- _REQUIRED ACTION_: Copy the entries exactly, leaving out nothing.

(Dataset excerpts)
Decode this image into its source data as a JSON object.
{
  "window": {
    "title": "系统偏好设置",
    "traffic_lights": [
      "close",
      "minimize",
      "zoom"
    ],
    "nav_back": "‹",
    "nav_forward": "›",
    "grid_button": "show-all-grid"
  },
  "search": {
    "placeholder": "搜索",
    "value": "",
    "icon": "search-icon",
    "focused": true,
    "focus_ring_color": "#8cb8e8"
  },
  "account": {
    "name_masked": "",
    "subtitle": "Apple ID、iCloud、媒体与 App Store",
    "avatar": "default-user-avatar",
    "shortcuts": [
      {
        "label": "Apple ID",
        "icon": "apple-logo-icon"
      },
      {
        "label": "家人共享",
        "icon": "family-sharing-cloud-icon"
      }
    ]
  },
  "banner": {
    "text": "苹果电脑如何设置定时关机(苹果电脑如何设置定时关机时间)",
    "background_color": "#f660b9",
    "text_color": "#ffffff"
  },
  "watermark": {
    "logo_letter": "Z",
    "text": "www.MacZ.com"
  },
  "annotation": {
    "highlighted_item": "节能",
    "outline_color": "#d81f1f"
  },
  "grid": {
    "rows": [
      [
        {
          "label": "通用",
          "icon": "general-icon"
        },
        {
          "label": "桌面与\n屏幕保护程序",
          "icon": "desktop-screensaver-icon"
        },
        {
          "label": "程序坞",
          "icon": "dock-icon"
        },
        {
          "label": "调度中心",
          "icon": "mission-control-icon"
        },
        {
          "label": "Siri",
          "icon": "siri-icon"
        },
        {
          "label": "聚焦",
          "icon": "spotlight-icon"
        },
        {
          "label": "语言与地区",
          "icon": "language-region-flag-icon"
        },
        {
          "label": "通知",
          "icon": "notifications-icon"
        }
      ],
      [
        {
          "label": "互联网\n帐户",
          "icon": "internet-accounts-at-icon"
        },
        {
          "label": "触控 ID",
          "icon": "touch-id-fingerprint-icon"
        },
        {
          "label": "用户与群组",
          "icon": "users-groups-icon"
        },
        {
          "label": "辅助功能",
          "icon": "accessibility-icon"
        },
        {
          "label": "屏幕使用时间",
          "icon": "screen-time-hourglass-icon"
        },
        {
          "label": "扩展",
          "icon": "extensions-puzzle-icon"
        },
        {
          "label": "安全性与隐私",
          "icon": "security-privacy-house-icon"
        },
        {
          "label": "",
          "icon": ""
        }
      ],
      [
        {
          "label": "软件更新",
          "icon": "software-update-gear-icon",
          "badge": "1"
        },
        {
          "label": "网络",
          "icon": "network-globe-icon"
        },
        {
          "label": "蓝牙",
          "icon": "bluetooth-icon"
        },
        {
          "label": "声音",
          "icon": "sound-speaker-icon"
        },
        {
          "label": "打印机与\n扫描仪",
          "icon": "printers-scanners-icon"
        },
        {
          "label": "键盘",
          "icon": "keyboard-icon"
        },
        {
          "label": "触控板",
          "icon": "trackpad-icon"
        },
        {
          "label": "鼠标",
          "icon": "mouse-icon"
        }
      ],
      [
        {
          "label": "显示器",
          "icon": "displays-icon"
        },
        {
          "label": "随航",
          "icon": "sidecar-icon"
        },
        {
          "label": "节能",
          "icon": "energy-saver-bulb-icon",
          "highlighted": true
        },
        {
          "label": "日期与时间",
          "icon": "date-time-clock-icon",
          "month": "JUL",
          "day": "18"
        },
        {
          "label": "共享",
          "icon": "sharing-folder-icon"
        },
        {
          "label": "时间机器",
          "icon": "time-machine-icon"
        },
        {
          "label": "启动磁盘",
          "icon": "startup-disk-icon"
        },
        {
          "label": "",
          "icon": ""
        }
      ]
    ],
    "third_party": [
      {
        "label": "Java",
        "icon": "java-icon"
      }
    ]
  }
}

- _OUTPUT BELOW_:
Decode this image into its source data as a JSON object.
{
  "window": {
    "title": "系统偏好设置",
    "traffic_lights": [
      "close",
      "minimize",
      "zoom"
    ],
    "nav_back": "‹",
    "nav_forward": "›",
    "grid_button": "show-all-grid"
  },
  "search": {
    "placeholder": "搜索",
    "value": "",
    "icon": "search-icon",
    "focused": true,
    "focus_ring_color": "#8cb8e8"
  },
  "account": {
    "name_masked": "",
    "subtitle": "Apple ID、iCloud、媒体与 App Store",
    "avatar": "default-user-avatar",
    "shortcuts": [
      {
        "label": "Apple ID",
        "icon": "apple-logo-icon"
      },
      {
        "label": "家人共享",
        "icon": "family-sharing-cloud-icon"
      }
    ]
  },
  "banner": {
    "text": "苹果电脑如何设置定时关机(苹果电脑如何设置定时关机时间)",
    "background_color": "#f660b9",
    "text_color": "#ffffff"
  },
  "watermark": {
    "logo_letter": "Z",
    "text": "www.MacZ.com"
  },
  "annotation": {
    "highlighted_item": "节能",
    "outline_color": "#d81f1f"
  },
  "grid": {
    "rows": [
      [
        {
          "label": "通用",
          "icon": "general-icon"
        },
        {
          "label": "桌面与\n屏幕保护程序",
          "icon": "desktop-screensaver-icon"
        },
        {
          "label": "程序坞",
          "icon": "dock-icon"
        },
        {
          "label": "调度中心",
          "icon": "mission-control-icon"
        },
        {
          "label": "Siri",
          "icon": "siri-icon"
        },
        {
          "label": "聚焦",
          "icon": "spotlight-icon"
        },
        {
          "label": "语言与地区",
          "icon": "language-region-flag-icon"
        },
        {
          "label": "通知",
          "icon": "notifications-icon"
        }
      ],
      [
        {
          "label": "互联网\n帐户",
          "icon": "internet-accounts-at-icon"
        },
        {
          "label": "触控 ID",
          "icon": "touch-id-fingerprint-icon"
        },
        {
          "label": "用户与群组",
          "icon": "users-groups-icon"
        },
        {
          "label": "辅助功能",
          "icon": "accessibility-icon"
        },
        {
          "label": "屏幕使用时间",
          "icon": "screen-time-hourglass-icon"
        },
        {
          "label": "扩展",
          "icon": "extensions-puzzle-icon"
        },
        {
          "label": "安全性与隐私",
          "icon": "security-privacy-house-icon"
        },
        {
          "label": "",
          "icon": ""
        }
      ],
      [
        {
          "label": "软件更新",
          "icon": "software-update-gear-icon",
          "badge": "1"
        },
        {
          "label": "网络",
          "icon": "network-globe-icon"
        },
        {
          "label": "蓝牙",
          "icon": "bluetooth-icon"
        },
        {
          "label": "声音",
          "icon": "sound-speaker-icon"
        },
        {
          "label": "打印机与\n扫描仪",
          "icon": "printers-scanners-icon"
        },
        {
          "label": "键盘",
          "icon": "keyboard-icon"
        },
        {
          "label": "触控板",
          "icon": "trackpad-icon"
        },
        {
          "label": "鼠标",
          "icon": "mouse-icon"
        }
      ],
      [
        {
          "label": "显示器",
          "icon": "displays-icon"
        },
        {
          "label": "随航",
          "icon": "sidecar-icon"
        },
        {
          "label": "节能",
          "icon": "energy-saver-bulb-icon",
          "highlighted": true
        },
        {
          "label": "日期与时间",
          "icon": "date-time-clock-icon",
          "month": "JUL",
          "day": "18"
        },
        {
          "label": "共享",
          "icon": "sharing-folder-icon"
        },
        {
          "label": "时间机器",
          "icon": "time-machine-icon"
        },
        {
          "label": "启动磁盘",
          "icon": "startup-disk-icon"
        },
        {
          "label": "",
          "icon": ""
        }
      ]
    ],
    "third_party": [
      {
        "label": "Java",
        "icon": "java-icon"
      }
    ]
  }
}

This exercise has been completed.